With the advent and rapid growth of social media, many small businesses grew to believe that setting up a Facebook page and posting a couple of times a week would suffice for all of their communications needs. Unfortunately, that is not true. Yes, social media is now a staple in modern communications. Both between businesses and between individuals. There are many factors to consider when creating your company’s communications plans.

Demographic Disparity In Social Media

Social media is not one size fits all. Different demographics use different platforms. And, they use those sites in different ways. If you are trying to target a younger audience, setting up the standard Facebook page may not be your best bet. Though, “Facebook remains the most widely used social media platform by a relatively healthy margin: some 68% of U.S. adults are now Facebook users,” according to the Pew research center, younger adults tend toward platforms like Snapchat and Instagram.

 The Credibility of Social Media

With the recent Facebook data scandal, social media consumers may be thinking a little more about how much time they spend on Facebook. It may also affect how companies advertise to consumers on the platform and use data collected from the site. Of course, so far the #deletefacebook movement hasn’t had the radical effects on social media usage people may have thought.  Recommendation: keep an eye on public sentiment changes toward social media in the future.

 Traditional Media

Traditional media has been portrayed as dated.  Also, borderline obsolete for many years.   Primarily since many Americans rely on platforms like Facebook and Twitter for their news. However, with the rampant “fake news” epidemic, studies show that Americans may be turning back to traditional news outlets for their facts. This trend toward trusting conventional news outlets is vital to your small business’ marketing and communications efforts because it means that earned media should still have a place in your plans. That’s right, a good old-fashioned press release or newspaper ad should still be in the budget. However, keep in mind that just because trust for traditional news outlets is growing, that does not mean that social media or mobile consumption of information is decreasing.

 It’s About Building Meaningful Relationships

Social media is a mode of communication, meaning that it should be a two-way street. Effectively using social media for your business requires a give and take. Don’t just post some sales pitches and call it good. Create a conversation, follow people in your field, and engage customers in open discussions about relevant topics.
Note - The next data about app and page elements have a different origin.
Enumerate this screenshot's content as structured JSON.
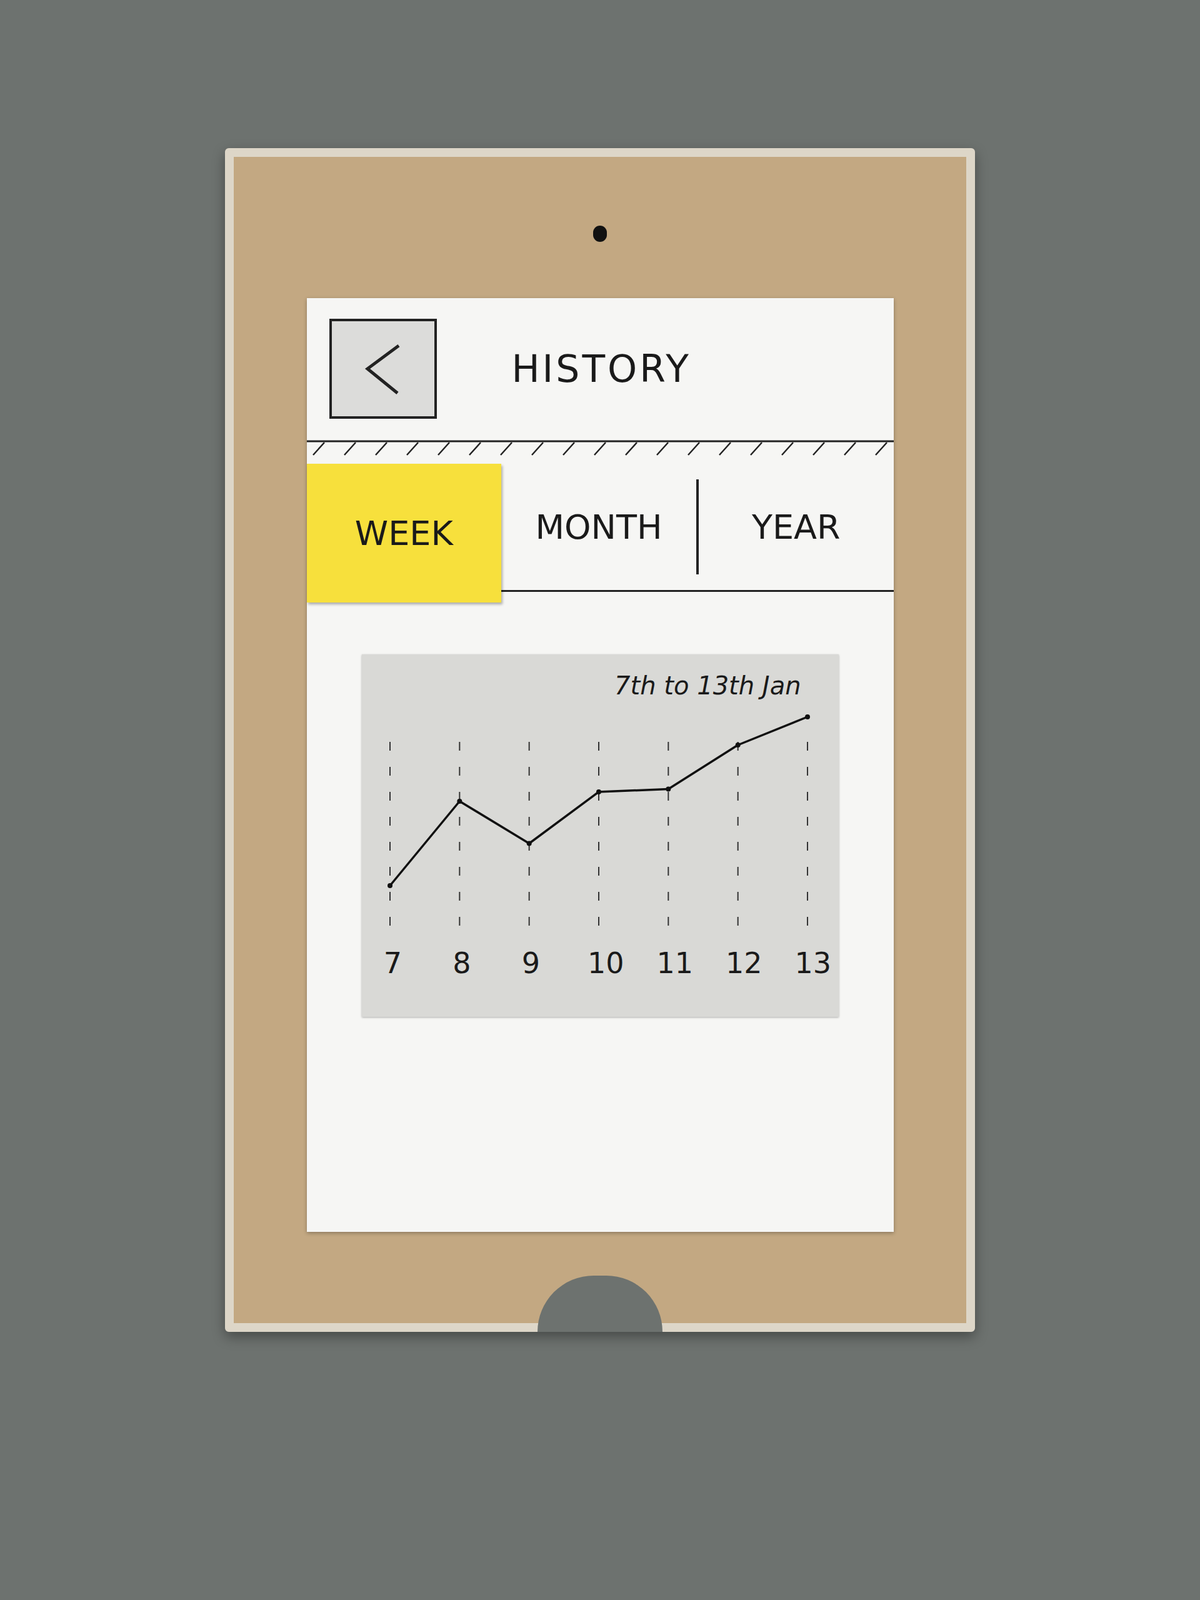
{
  "screen": {
    "title": "HISTORY"
  },
  "tabs": [
    {
      "label": "WEEK",
      "selected": true
    },
    {
      "label": "MONTH",
      "selected": false
    },
    {
      "label": "YEAR",
      "selected": false
    }
  ],
  "chart": {
    "title": "7th to 13th Jan",
    "x_ticks": [
      "7",
      "8",
      "9",
      "10",
      "11",
      "12",
      "13"
    ],
    "series": [
      {
        "values": [
          4,
          13,
          8.5,
          14,
          14.3,
          19,
          22
        ]
      }
    ]
  }
}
Creating and maintaining a thriving social media presence is still crucial to your business’ communications efforts. Social media remains a primary mode of building personal relationships between your brand and your customers. Follow Perini & Associates on social media for more information about how to put social media to use for your business (see what we did there?).


Source: Melissa Stewart, perini & associates.

Starting her career in communications as a military public affairs specialist where she reported on everything from combat operations to life on the base. Since then has earned a degree in strategic communication from Northern Arizona University and an MBA from EDHEC Business School while continuing to work in journalism, public relations, and marketing. Melissa loves being creative and meeting new people.  She has experience in Social Media, Email Marketing Content Creation, Google Ads and Search Engine Optimization (SEO).  She is a free-lance writer for the Pikes Peak Newspapers.